Techmeme introduces contextual ads tied to news topics

Tech news aggregator Techmeme is trying out a new way to make money — ad units that are directly tied to the stories on the front page.

The idea is that advertisers can specify company names or news categories that they want to target, then Techmeme will automatically include their message below relevant news stories.

For example, as I write this, the top story on the site is about Google’s potential plans to launch a censored version of the search engine in China, and underneath, there’s an ad from Yelp arguing that Google is “hurting the open internet.”

Techmeme founder Gabe Rivera tweeted that this could be a good way to “antagonize a particular company” or “hijack all news concerning that company on Techmeme to insert your rebuttal.” Or you could do something that’s a little less confrontational, like crypto wallet company BRD, which will run ads alongside cryptocurrency news.

Techeme contextual ad

The idea of using advertisers to take on your competitors or hijack their message isn’t new — for example, it’s a normal tactic to target competitors’ brand names and other keywords in search campaigns. But this allows advertisers to do so in a way that’s both automated and centered on the latest headlines.

“Why is Techmeme the right venue for ads that react to news in this way?

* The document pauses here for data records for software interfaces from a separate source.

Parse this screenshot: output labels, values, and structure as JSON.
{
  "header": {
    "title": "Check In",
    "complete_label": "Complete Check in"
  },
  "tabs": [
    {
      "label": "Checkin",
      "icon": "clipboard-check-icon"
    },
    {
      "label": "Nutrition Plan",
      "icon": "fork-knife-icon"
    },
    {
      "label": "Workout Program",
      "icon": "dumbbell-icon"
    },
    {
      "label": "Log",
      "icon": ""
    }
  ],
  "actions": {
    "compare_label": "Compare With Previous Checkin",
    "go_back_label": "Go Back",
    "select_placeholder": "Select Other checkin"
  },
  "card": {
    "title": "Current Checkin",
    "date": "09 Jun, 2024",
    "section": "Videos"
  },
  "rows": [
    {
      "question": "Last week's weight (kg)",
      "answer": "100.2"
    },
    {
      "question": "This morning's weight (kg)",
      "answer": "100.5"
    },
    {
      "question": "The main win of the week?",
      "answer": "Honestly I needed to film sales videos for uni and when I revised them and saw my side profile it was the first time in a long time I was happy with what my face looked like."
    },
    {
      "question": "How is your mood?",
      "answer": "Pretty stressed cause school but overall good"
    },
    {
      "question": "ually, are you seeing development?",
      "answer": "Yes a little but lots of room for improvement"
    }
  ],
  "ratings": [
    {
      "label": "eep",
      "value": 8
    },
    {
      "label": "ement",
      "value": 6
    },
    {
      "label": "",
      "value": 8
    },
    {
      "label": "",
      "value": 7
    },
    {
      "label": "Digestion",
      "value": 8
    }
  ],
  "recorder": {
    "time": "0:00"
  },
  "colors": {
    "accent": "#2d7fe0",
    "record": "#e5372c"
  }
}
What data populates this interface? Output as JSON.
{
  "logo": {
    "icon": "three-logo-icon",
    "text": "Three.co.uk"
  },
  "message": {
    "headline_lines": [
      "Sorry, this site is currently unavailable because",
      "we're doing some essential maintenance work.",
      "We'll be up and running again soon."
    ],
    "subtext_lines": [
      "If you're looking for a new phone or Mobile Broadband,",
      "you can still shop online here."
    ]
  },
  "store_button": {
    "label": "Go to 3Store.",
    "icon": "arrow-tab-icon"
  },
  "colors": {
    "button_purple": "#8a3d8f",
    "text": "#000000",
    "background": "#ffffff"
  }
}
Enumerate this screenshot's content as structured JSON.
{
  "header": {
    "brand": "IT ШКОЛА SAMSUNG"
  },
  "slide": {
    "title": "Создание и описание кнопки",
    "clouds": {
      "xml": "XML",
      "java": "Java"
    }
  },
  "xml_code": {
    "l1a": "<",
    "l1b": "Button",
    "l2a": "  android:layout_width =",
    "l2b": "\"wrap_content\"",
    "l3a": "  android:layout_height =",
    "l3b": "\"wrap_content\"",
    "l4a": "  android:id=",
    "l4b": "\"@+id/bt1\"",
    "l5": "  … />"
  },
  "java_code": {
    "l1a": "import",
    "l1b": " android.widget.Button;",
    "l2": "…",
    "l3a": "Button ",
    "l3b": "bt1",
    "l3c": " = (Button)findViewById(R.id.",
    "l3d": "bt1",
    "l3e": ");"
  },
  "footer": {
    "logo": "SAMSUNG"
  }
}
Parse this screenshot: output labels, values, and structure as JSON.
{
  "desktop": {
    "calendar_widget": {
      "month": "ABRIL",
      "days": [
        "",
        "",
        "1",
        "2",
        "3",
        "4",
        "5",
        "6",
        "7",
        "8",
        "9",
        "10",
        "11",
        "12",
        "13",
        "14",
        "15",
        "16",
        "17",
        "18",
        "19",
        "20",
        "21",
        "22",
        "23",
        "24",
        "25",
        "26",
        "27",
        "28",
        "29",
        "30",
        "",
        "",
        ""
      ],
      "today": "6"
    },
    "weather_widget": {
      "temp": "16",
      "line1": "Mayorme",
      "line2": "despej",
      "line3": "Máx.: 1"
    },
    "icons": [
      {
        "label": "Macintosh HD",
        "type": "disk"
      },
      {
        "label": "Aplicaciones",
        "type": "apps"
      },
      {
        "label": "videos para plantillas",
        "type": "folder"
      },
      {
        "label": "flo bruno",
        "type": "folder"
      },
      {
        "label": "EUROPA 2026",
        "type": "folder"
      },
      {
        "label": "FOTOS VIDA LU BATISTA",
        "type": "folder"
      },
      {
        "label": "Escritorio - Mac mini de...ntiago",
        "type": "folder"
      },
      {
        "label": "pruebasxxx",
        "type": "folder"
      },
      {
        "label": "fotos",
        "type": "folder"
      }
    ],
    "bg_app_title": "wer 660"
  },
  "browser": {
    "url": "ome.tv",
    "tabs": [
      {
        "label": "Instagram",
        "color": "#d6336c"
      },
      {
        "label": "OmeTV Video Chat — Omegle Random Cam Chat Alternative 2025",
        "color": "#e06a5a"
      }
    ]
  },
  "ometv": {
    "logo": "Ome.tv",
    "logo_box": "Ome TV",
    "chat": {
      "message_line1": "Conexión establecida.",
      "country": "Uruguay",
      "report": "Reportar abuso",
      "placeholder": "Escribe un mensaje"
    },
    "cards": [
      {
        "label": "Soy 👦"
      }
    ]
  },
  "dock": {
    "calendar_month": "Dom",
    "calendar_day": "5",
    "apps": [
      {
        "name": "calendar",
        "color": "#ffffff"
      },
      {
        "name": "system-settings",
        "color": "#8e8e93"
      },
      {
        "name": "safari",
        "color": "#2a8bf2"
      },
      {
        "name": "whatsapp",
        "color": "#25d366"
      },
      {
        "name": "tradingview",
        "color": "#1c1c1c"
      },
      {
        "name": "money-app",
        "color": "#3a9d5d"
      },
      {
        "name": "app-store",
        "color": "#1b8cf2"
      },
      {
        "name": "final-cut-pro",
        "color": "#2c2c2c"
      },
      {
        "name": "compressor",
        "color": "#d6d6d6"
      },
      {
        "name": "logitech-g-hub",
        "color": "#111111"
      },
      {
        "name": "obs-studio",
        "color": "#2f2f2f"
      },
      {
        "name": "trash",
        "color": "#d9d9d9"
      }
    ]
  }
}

Because it’s where readers go to see ideas in conflict,” Rivera wrote in his announcement. “Techmeme is, after all, the arena where industry-driven news meets critical reaction and analysis. So by letting companies speak out and confront issues in this manner, we provide an additive, even entertaining experience for readers.”

Of course, it can be hard to predict when or how a company or topic will pop up in the news (and to be clear, Rivera said the editorial news mix on Techmeme won’t be affected by who’s purchasing ads). The idea, though, is to keep running the ads alongside related stories until Techmeme has delivered the placement hours committed to the advertiser.

And to provide a little extra incentive, Rivera noted that Techmeme won’t allow anyone to buy negative ads targeting current advertisers.

“Gabe has kept Techmeme mostly free of advertising since its inception,” BRD VP of Global Marketing Spencer Chen told me via email. “Despite his Twitter persona, the man actually loves his readers. So anytime he rolls out a new ad product, there’s always a buzz to get in early to reach Techmeme’s highly influential and elevated audience.”